Granted, this is not an in-depth exploration of the Dunning-Kruger Effect. That’s not what this is about. But when considering the under-defined difficulty ratings in this light it makes them much less useful. In an attempt to let you make your own decisions I’ve been including Techniques Used in my pattern descriptions.

screenshot-2017-01-03-13-41-172

My hope was that this will allow makers to assess their own skills and comfort levels. If you are looking for an easy going project and not a challenge, and you know how to do all the things in the techniques used section, you should be good. And if you know how to do most of those things, and you’d like to learn a new skill, then you still might go for it.

 

I’m wondering if this is really enough though. Maybe I need a highlighted area that includes techniques used as well as links to tutorials. What do you think? What information is most relevant to you in regard to difficulty ranking?

M

Comments 7

  1. Sami wrote:

    I find difficulty ratings generally unhelpful. It basically boils down to, “Well, it’s easy if you know how.”

    I *do* like it when designers include techniques used, as that allows me to judge “if I know how” and if I feel like doing those things for this particular project. I also like a general summary of how something is worked, especially for paid patterns–e.g. “Top down sweater, worked seamlessly, etc, etc….” Thanks to every designer who does that!

    I think what *is* useful is having some idea of how much help is given in the pattern. For example, Tin Can Knits’ Simple Collection–some people might consider socks to be non-beginner territory, but the way TCK basically holds your hand the entire way through, makes it totally beginner-possible.
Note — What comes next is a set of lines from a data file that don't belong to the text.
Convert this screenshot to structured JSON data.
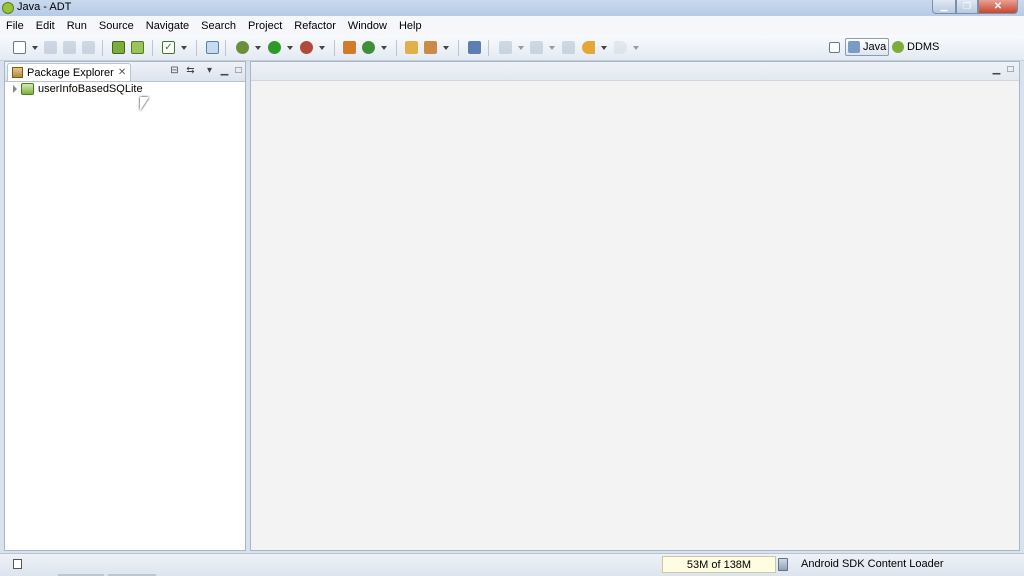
{
  "window": {
    "title": "Java - ADT"
  },
  "menu": [
    "File",
    "Edit",
    "Run",
    "Source",
    "Navigate",
    "Search",
    "Project",
    "Refactor",
    "Window",
    "Help"
  ],
  "perspectives": {
    "java": "Java",
    "ddms": "DDMS"
  },
  "package_explorer": {
    "tab_label": "Package Explorer",
    "close_glyph": "✕",
    "projects": [
      {
        "name": "userInfoBasedSQLite"
      }
    ]
  },
  "statusbar": {
    "heap": "53M of 138M",
    "message": "Android SDK Content Loader"
  },
  "colors": {
    "title_bg": "#c9d9ee",
    "editor_bg": "#f3f3f3",
    "heap_bg": "#fffde1"
  }
}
    Right now I’m knitting Jane Richmond’s Fireside pullover, which I would *not* consider a beginner pattern, even though it’s really not hard. It’s just that you need to understand certain concepts like picking up stitches and continuing ribbing by doing “p1k1” even if the pattern says “k1p1.”

    Posted 04 Jan 2017 at 10:32 AM
  2. Mim wrote:

    That’s a really good point. That has me thinking that maybe a pull box explaining what is explained and what has tutorials, etc… would be helpful.

    Posted 06 Jan 2017 at 10:31 AM
  3. Margo wrote:

    I ignore ratings because it more the style of pattern writing that makes a pattern easy or difficult for me. Knowing what techniques are used is more helpful.

    Posted 05 Jan 2017 at 6:42 AM
  4. Christine wrote:

    I agree so overwhelmingly with Sami that it’s worth commenting to say that I do. I purchased a pattern where the designer explained that she wasn’t going to rate it, because it’s so subjective, but don’t worry, she’d taught people to knit so that they could make this pattern, and they were doing it in a week. But the instructions as written out required a fair bit of knowledge of how knit fabric was constructed (and/or knowledge of how various stitches are conventionally done). Once I figured it out, sure it was easy, but I feel sorry for any beginners who bought that pattern and tried to figure out what to do.

    Posted 06 Jan 2017 at 10:12 AM
  5. Sarah wrote:

    I found out that people way overestimate their abilities when I was hiring contract crocheters. Many rated themselves “experienced” but had never made anything more complicated than a bulky yarn afghan in sc. One proudly told me that she was qualified because she had made the exact same afghan pattern three times in different colors of yarn.

    Posted 06 Jan 2017 at 11:26 AM
  6. Jennifer wrote:

    I do like if an experienced designer rates a pattern – I’ll trust that judgment. The ratings by the users, such as in Ravelry, I’m more suspicious of because it’s from the point of view of the user. A master knitter might think a 4-color stranded hat is a piece of cake, but me, as a new knitter couldn’t hope to accomplish it.

    Linking to sources of assistance in the pattern or info page is very helpful!

    Posted 25 Jan 2017 at 10:15 AM
  7. tully wrote:

    Adding the techniques used in a pattern is a fabulous way to let people judge their own level of comfort with a pattern. I have been knitting for 40+ years but am constantly learning new things (one reason I join MKALs and KALs-I always learn something new).

    Posted 28 Jan 2017 at 9:08 AM

Post a Comment

Your email is never published nor shared. Required fields are marked *


+ 1 = nine